There is a game consultant company, and the President, Nicole Lazzaro, has said that intimacy is when you can poke people and they poke back. Another way to see this is with The Friendly Insult. I like that very much. That level of intimacy is essential, when you do something with a customer and he or she responds well—though not all of them will respond the same way. If companies are sensitive to this variation, sensitive enough to be personal and individual based on responses, then they can start to engage in a truly trusting relationship.

Switching gears dramatically, we’re always curious to ask people how they think about, or define, an insight.

For me, it’s that small a-ha! An insight is a transient moment. You’re like, “Oh, yeah. There you go. Very interesting, I didn’t think of it that way!” So, a small a-ha moment.

What's some of the best advice you've ever received?

You know, I thought a lot about this question, about some of the advice I got early on and still strive to apply. One of the most important pieces of advice came from my dissertation adviser, Dr. Weaver. Before releasing me into the real world, Dr. Weaver told me: “You will succeed in your professional life if you apply two things.” First, never take personally a critique aimed at your job. Second, work for ten years on a piece of research, watch someone in a single morning unquestionably disprove your progress, and then return the next day to start over with the same enthusiasm.

I have found number two much easier to apply than number one. Every day I pour my heart, my passion, into my work. Because of this, I constantly try to look at my work objectively, to be ready to take criticism at face value, constructively. It is much harder than it appears, and it does not get easier as long as you continue to pour that same passion into what you do.

And the final bit: if you were writing your autobiography, where would you start?

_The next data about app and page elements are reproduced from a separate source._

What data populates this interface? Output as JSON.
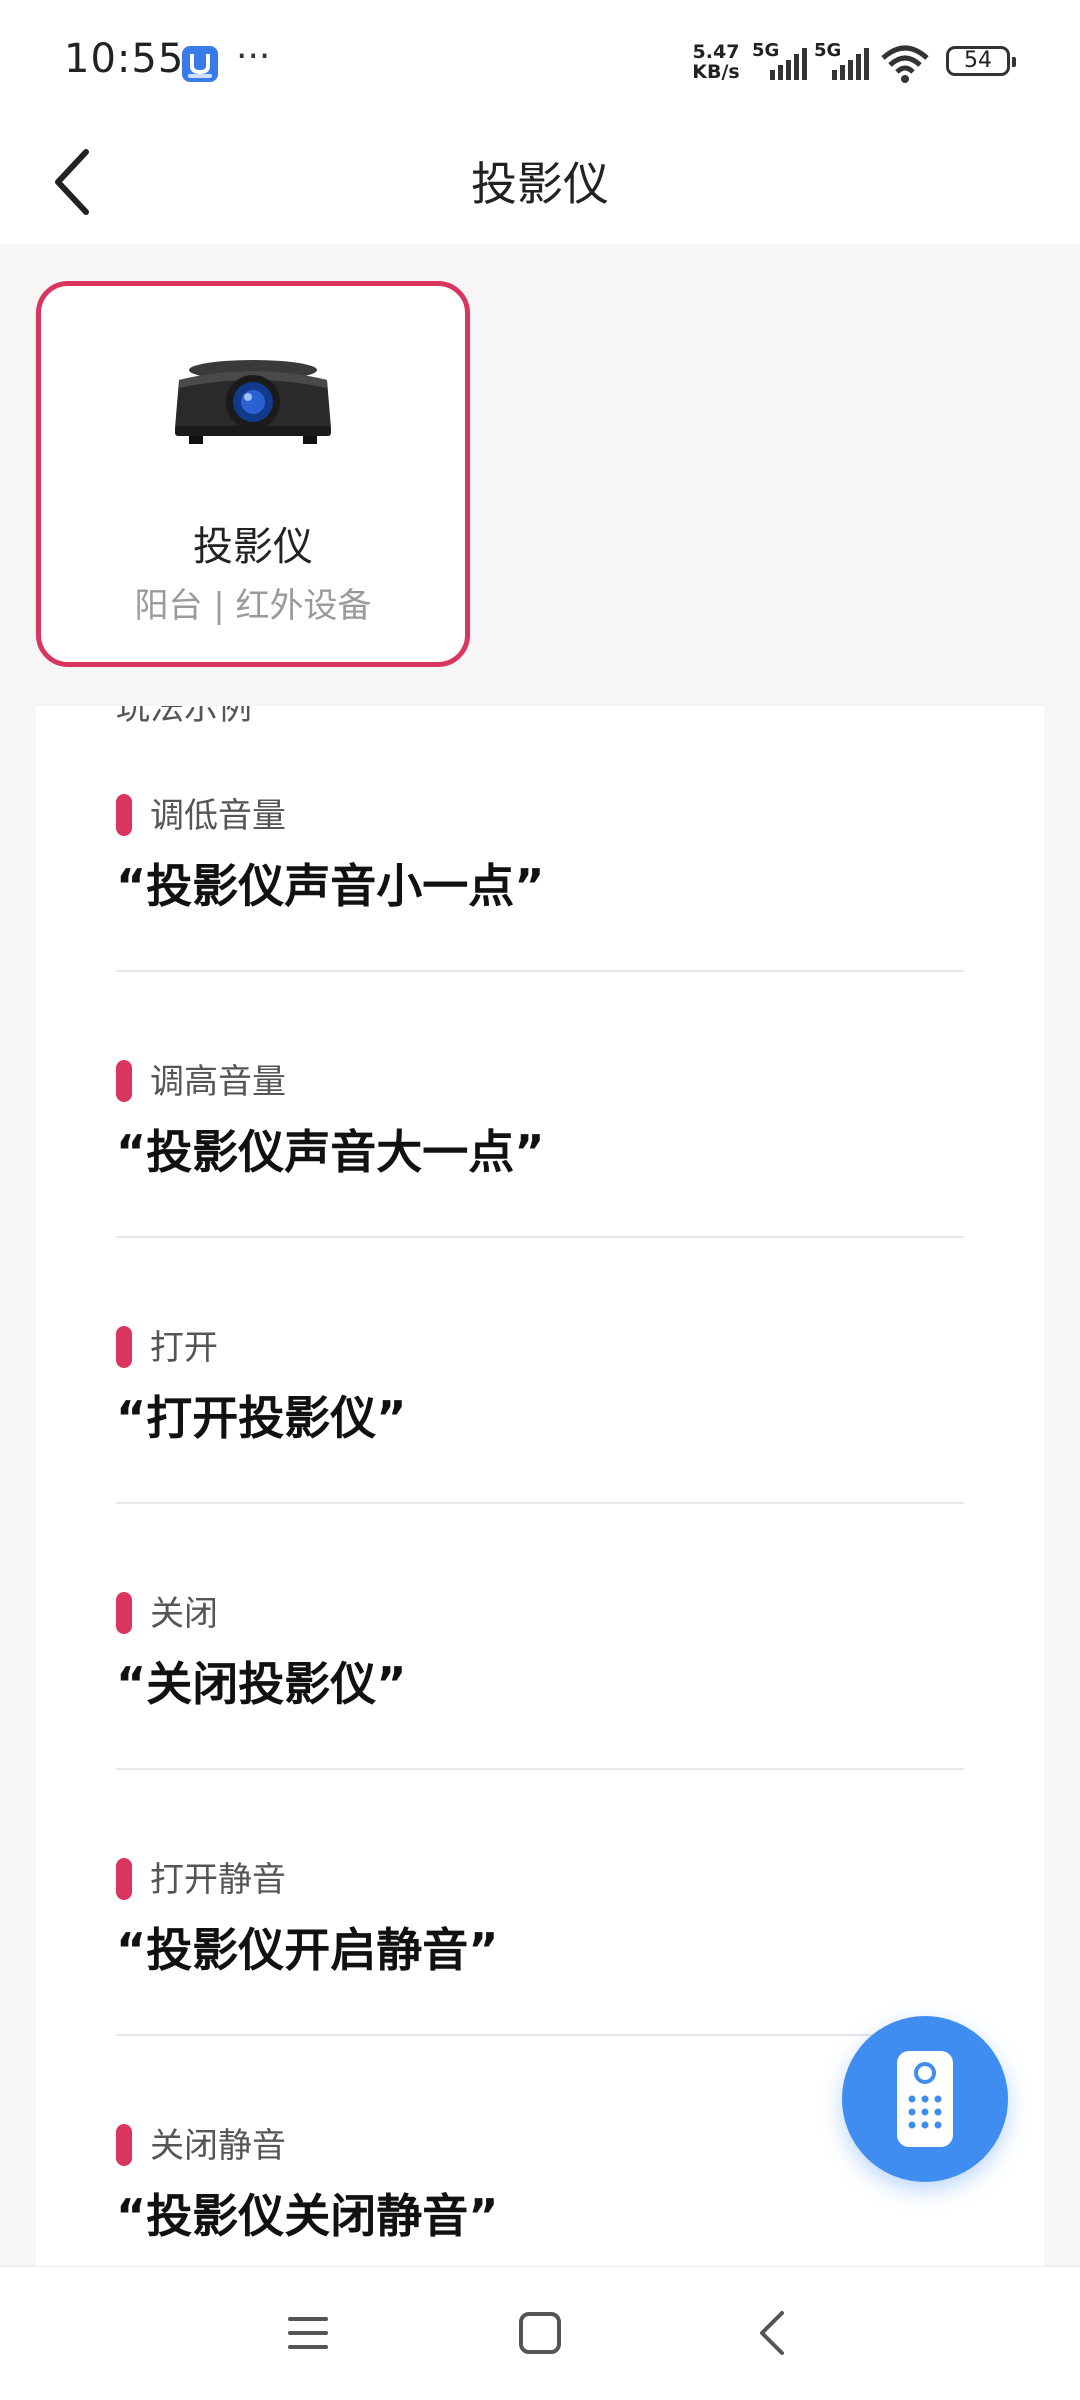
{
  "status_bar": {
    "time": "10:55",
    "app_icon": "app-badge-icon",
    "more": "···",
    "net_speed_value": "5.47",
    "net_speed_unit": "KB/s",
    "sim1_tag": "5G",
    "sim2_tag": "5G",
    "battery": "54"
  },
  "header": {
    "back_icon": "chevron-left-icon",
    "title": "投影仪"
  },
  "device_card": {
    "icon": "projector-icon",
    "name": "投影仪",
    "subtitle": "阳台 | 红外设备"
  },
  "commands_section": {
    "heading": "玩法示例",
    "items": [
      {
        "label": "调低音量",
        "phrase": "“投影仪声音小一点”"
      },
      {
        "label": "调高音量",
        "phrase": "“投影仪声音大一点”"
      },
      {
        "label": "打开",
        "phrase": "“打开投影仪”"
      },
      {
        "label": "关闭",
        "phrase": "“关闭投影仪”"
      },
      {
        "label": "打开静音",
        "phrase": "“投影仪开启静音”"
      },
      {
        "label": "关闭静音",
        "phrase": "“投影仪关闭静音”"
      }
    ]
  },
  "fab": {
    "icon": "remote-control-icon"
  },
  "nav_bar": {
    "menu_icon": "menu-icon",
    "home_icon": "home-square-icon",
    "back_icon": "back-triangle-icon"
  },
  "colors": {
    "accent": "#d9355e",
    "fab": "#3f8df0",
    "background": "#f6f6f6"
  }
}
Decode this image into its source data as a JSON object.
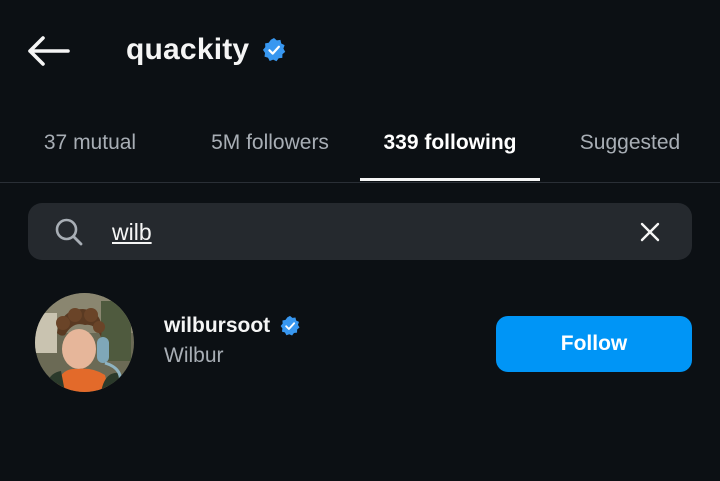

Probably when I held my firstborn in my arms. Suddenly, life took a completely different turn. Everything that I had done before was put in new light, and everything I was doing going forward I was completely unprepared for. So I would start at that moment.

So no amount of data analytics helps with that?

The only thing that helps is knowing that I need to learn things constantly, and to anticipate. And so data analytics is a piece of this, of hoping to see what’s next. Having this predictive background, I apply it to parenting.

In fact, data is very important because data does not always mean numbers. It can mean my daughter comes to me and is talking about something, trying to convince me of something, and I take a pause and say: okay, what are the facts? Let’s not just take emotion. Emotion is a very important variable in any equation, but it’s not the only one. You also need to be able to get the facts. That’s what data means. Let’s not just hope and dream. Let’s make decisions based on something that is real.